*GOAL OF THE EXERCISE*
Reproduce each line of the data exactly as it is.

Content starts

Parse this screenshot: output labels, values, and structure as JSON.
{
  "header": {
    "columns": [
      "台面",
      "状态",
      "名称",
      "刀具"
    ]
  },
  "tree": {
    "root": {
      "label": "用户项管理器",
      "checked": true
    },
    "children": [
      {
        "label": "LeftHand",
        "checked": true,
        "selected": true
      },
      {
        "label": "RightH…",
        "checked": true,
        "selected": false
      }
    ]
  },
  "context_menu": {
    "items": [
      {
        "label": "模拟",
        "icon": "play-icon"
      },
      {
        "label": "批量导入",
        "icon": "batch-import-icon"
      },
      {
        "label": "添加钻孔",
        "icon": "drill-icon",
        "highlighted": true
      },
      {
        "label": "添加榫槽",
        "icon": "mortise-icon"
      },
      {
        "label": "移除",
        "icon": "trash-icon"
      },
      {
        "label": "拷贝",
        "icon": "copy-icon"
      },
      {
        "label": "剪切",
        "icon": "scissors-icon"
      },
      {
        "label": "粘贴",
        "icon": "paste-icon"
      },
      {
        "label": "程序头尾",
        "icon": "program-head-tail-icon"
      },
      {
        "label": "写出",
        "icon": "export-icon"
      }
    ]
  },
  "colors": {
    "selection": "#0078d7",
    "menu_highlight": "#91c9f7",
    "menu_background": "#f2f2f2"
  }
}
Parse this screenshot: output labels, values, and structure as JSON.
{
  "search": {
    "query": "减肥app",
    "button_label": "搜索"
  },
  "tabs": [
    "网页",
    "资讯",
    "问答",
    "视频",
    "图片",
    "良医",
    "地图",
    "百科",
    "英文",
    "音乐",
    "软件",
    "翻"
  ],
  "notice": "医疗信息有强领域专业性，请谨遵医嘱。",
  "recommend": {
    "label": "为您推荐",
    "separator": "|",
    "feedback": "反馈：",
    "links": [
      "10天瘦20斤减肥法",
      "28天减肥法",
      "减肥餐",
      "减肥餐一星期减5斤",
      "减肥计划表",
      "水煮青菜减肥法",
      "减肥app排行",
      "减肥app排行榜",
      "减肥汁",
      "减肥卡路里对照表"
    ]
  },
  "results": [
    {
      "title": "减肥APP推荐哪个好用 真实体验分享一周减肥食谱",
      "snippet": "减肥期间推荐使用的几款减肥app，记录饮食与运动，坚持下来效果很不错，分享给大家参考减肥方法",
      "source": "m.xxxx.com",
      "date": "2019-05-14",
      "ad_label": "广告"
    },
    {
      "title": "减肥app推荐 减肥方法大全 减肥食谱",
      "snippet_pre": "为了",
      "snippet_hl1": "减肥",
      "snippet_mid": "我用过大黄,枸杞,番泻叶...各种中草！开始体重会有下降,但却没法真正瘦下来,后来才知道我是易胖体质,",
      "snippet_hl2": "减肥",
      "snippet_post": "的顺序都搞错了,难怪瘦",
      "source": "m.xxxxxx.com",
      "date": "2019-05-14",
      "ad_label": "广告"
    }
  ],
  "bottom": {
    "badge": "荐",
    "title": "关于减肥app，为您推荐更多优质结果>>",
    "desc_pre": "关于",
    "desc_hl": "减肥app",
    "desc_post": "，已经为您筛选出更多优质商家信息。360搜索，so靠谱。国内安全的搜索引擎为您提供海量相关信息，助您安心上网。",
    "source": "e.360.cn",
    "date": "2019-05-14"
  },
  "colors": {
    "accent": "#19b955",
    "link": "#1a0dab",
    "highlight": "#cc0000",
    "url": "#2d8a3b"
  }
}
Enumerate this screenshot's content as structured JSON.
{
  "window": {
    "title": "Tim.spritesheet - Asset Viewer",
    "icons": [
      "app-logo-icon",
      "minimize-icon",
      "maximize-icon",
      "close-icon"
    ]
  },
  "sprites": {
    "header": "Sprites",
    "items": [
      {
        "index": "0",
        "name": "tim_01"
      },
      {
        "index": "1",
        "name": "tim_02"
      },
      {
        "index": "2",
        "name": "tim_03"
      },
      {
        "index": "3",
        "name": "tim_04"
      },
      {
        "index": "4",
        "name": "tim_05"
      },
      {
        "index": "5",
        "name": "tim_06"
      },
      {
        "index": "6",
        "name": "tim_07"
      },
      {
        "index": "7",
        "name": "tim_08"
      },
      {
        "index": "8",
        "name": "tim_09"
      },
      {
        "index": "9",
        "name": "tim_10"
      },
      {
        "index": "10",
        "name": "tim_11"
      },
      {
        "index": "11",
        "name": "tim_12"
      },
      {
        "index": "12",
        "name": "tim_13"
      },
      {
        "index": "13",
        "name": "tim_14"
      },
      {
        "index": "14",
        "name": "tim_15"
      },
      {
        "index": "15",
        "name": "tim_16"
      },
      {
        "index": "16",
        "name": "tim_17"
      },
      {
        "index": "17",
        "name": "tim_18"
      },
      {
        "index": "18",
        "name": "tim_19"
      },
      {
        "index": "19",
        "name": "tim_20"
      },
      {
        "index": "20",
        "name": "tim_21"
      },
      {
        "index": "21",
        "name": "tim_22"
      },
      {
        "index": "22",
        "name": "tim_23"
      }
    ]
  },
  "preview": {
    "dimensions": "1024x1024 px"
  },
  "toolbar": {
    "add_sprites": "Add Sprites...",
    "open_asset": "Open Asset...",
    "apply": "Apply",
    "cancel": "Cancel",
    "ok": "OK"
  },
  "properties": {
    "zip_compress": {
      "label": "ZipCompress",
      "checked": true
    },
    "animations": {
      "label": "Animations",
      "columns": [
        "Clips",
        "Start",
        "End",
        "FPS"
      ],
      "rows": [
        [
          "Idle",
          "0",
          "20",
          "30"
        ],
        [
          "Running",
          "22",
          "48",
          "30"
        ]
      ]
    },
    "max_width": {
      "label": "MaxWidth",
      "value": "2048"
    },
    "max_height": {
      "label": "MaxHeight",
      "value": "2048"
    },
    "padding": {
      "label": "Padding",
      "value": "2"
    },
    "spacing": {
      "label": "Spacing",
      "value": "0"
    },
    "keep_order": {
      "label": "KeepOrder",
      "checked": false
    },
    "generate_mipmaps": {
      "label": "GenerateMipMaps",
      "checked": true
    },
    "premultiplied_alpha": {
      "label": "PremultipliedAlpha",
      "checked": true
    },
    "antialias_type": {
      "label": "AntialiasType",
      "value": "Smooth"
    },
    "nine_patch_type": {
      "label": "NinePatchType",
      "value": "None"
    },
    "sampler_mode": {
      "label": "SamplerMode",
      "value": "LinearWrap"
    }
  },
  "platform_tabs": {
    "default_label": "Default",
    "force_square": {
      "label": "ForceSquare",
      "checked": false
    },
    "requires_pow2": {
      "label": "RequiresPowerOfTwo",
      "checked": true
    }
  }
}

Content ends

*OUTPUT*
Parse this screenshot: output labels, values, and structure as JSON.
{
  "header": {
    "columns": [
      "台面",
      "状态",
      "名称",
      "刀具"
    ]
  },
  "tree": {
    "root": {
      "label": "用户项管理器",
      "checked": true
    },
    "children": [
      {
        "label": "LeftHand",
        "checked": true,
        "selected": true
      },
      {
        "label": "RightH…",
        "checked": true,
        "selected": false
      }
    ]
  },
  "context_menu": {
    "items": [
      {
        "label": "模拟",
        "icon": "play-icon"
      },
      {
        "label": "批量导入",
        "icon": "batch-import-icon"
      },
      {
        "label": "添加钻孔",
        "icon": "drill-icon",
        "highlighted": true
      },
      {
        "label": "添加榫槽",
        "icon": "mortise-icon"
      },
      {
        "label": "移除",
        "icon": "trash-icon"
      },
      {
        "label": "拷贝",
        "icon": "copy-icon"
      },
      {
        "label": "剪切",
        "icon": "scissors-icon"
      },
      {
        "label": "粘贴",
        "icon": "paste-icon"
      },
      {
        "label": "程序头尾",
        "icon": "program-head-tail-icon"
      },
      {
        "label": "写出",
        "icon": "export-icon"
      }
    ]
  },
  "colors": {
    "selection": "#0078d7",
    "menu_highlight": "#91c9f7",
    "menu_background": "#f2f2f2"
  }
}
Parse this screenshot: output labels, values, and structure as JSON.
{
  "search": {
    "query": "减肥app",
    "button_label": "搜索"
  },
  "tabs": [
    "网页",
    "资讯",
    "问答",
    "视频",
    "图片",
    "良医",
    "地图",
    "百科",
    "英文",
    "音乐",
    "软件",
    "翻"
  ],
  "notice": "医疗信息有强领域专业性，请谨遵医嘱。",
  "recommend": {
    "label": "为您推荐",
    "separator": "|",
    "feedback": "反馈：",
    "links": [
      "10天瘦20斤减肥法",
      "28天减肥法",
      "减肥餐",
      "减肥餐一星期减5斤",
      "减肥计划表",
      "水煮青菜减肥法",
      "减肥app排行",
      "减肥app排行榜",
      "减肥汁",
      "减肥卡路里对照表"
    ]
  },
  "results": [
    {
      "title": "减肥APP推荐哪个好用 真实体验分享一周减肥食谱",
      "snippet": "减肥期间推荐使用的几款减肥app，记录饮食与运动，坚持下来效果很不错，分享给大家参考减肥方法",
      "source": "m.xxxx.com",
      "date": "2019-05-14",
      "ad_label": "广告"
    },
    {
      "title": "减肥app推荐 减肥方法大全 减肥食谱",
      "snippet_pre": "为了",
      "snippet_hl1": "减肥",
      "snippet_mid": "我用过大黄,枸杞,番泻叶...各种中草！开始体重会有下降,但却没法真正瘦下来,后来才知道我是易胖体质,",
      "snippet_hl2": "减肥",
      "snippet_post": "的顺序都搞错了,难怪瘦",
      "source": "m.xxxxxx.com",
      "date": "2019-05-14",
      "ad_label": "广告"
    }
  ],
  "bottom": {
    "badge": "荐",
    "title": "关于减肥app，为您推荐更多优质结果>>",
    "desc_pre": "关于",
    "desc_hl": "减肥app",
    "desc_post": "，已经为您筛选出更多优质商家信息。360搜索，so靠谱。国内安全的搜索引擎为您提供海量相关信息，助您安心上网。",
    "source": "e.360.cn",
    "date": "2019-05-14"
  },
  "colors": {
    "accent": "#19b955",
    "link": "#1a0dab",
    "highlight": "#cc0000",
    "url": "#2d8a3b"
  }
}
Enumerate this screenshot's content as structured JSON.
{
  "window": {
    "title": "Tim.spritesheet - Asset Viewer",
    "icons": [
      "app-logo-icon",
      "minimize-icon",
      "maximize-icon",
      "close-icon"
    ]
  },
  "sprites": {
    "header": "Sprites",
    "items": [
      {
        "index": "0",
        "name": "tim_01"
      },
      {
        "index": "1",
        "name": "tim_02"
      },
      {
        "index": "2",
        "name": "tim_03"
      },
      {
        "index": "3",
        "name": "tim_04"
      },
      {
        "index": "4",
        "name": "tim_05"
      },
      {
        "index": "5",
        "name": "tim_06"
      },
      {
        "index": "6",
        "name": "tim_07"
      },
      {
        "index": "7",
        "name": "tim_08"
      },
      {
        "index": "8",
        "name": "tim_09"
      },
      {
        "index": "9",
        "name": "tim_10"
      },
      {
        "index": "10",
        "name": "tim_11"
      },
      {
        "index": "11",
        "name": "tim_12"
      },
      {
        "index": "12",
        "name": "tim_13"
      },
      {
        "index": "13",
        "name": "tim_14"
      },
      {
        "index": "14",
        "name": "tim_15"
      },
      {
        "index": "15",
        "name": "tim_16"
      },
      {
        "index": "16",
        "name": "tim_17"
      },
      {
        "index": "17",
        "name": "tim_18"
      },
      {
        "index": "18",
        "name": "tim_19"
      },
      {
        "index": "19",
        "name": "tim_20"
      },
      {
        "index": "20",
        "name": "tim_21"
      },
      {
        "index": "21",
        "name": "tim_22"
      },
      {
        "index": "22",
        "name": "tim_23"
      }
    ]
  },
  "preview": {
    "dimensions": "1024x1024 px"
  },
  "toolbar": {
    "add_sprites": "Add Sprites...",
    "open_asset": "Open Asset...",
    "apply": "Apply",
    "cancel": "Cancel",
    "ok": "OK"
  },
  "properties": {
    "zip_compress": {
      "label": "ZipCompress",
      "checked": true
    },
    "animations": {
      "label": "Animations",
      "columns": [
        "Clips",
        "Start",
        "End",
        "FPS"
      ],
      "rows": [
        [
          "Idle",
          "0",
          "20",
          "30"
        ],
        [
          "Running",
          "22",
          "48",
          "30"
        ]
      ]
    },
    "max_width": {
      "label": "MaxWidth",
      "value": "2048"
    },
    "max_height": {
      "label": "MaxHeight",
      "value": "2048"
    },
    "padding": {
      "label": "Padding",
      "value": "2"
    },
    "spacing": {
      "label": "Spacing",
      "value": "0"
    },
    "keep_order": {
      "label": "KeepOrder",
      "checked": false
    },
    "generate_mipmaps": {
      "label": "GenerateMipMaps",
      "checked": true
    },
    "premultiplied_alpha": {
      "label": "PremultipliedAlpha",
      "checked": true
    },
    "antialias_type": {
      "label": "AntialiasType",
      "value": "Smooth"
    },
    "nine_patch_type": {
      "label": "NinePatchType",
      "value": "None"
    },
    "sampler_mode": {
      "label": "SamplerMode",
      "value": "LinearWrap"
    }
  },
  "platform_tabs": {
    "default_label": "Default",
    "force_square": {
      "label": "ForceSquare",
      "checked": false
    },
    "requires_pow2": {
      "label": "RequiresPowerOfTwo",
      "checked": true
    }
  }
}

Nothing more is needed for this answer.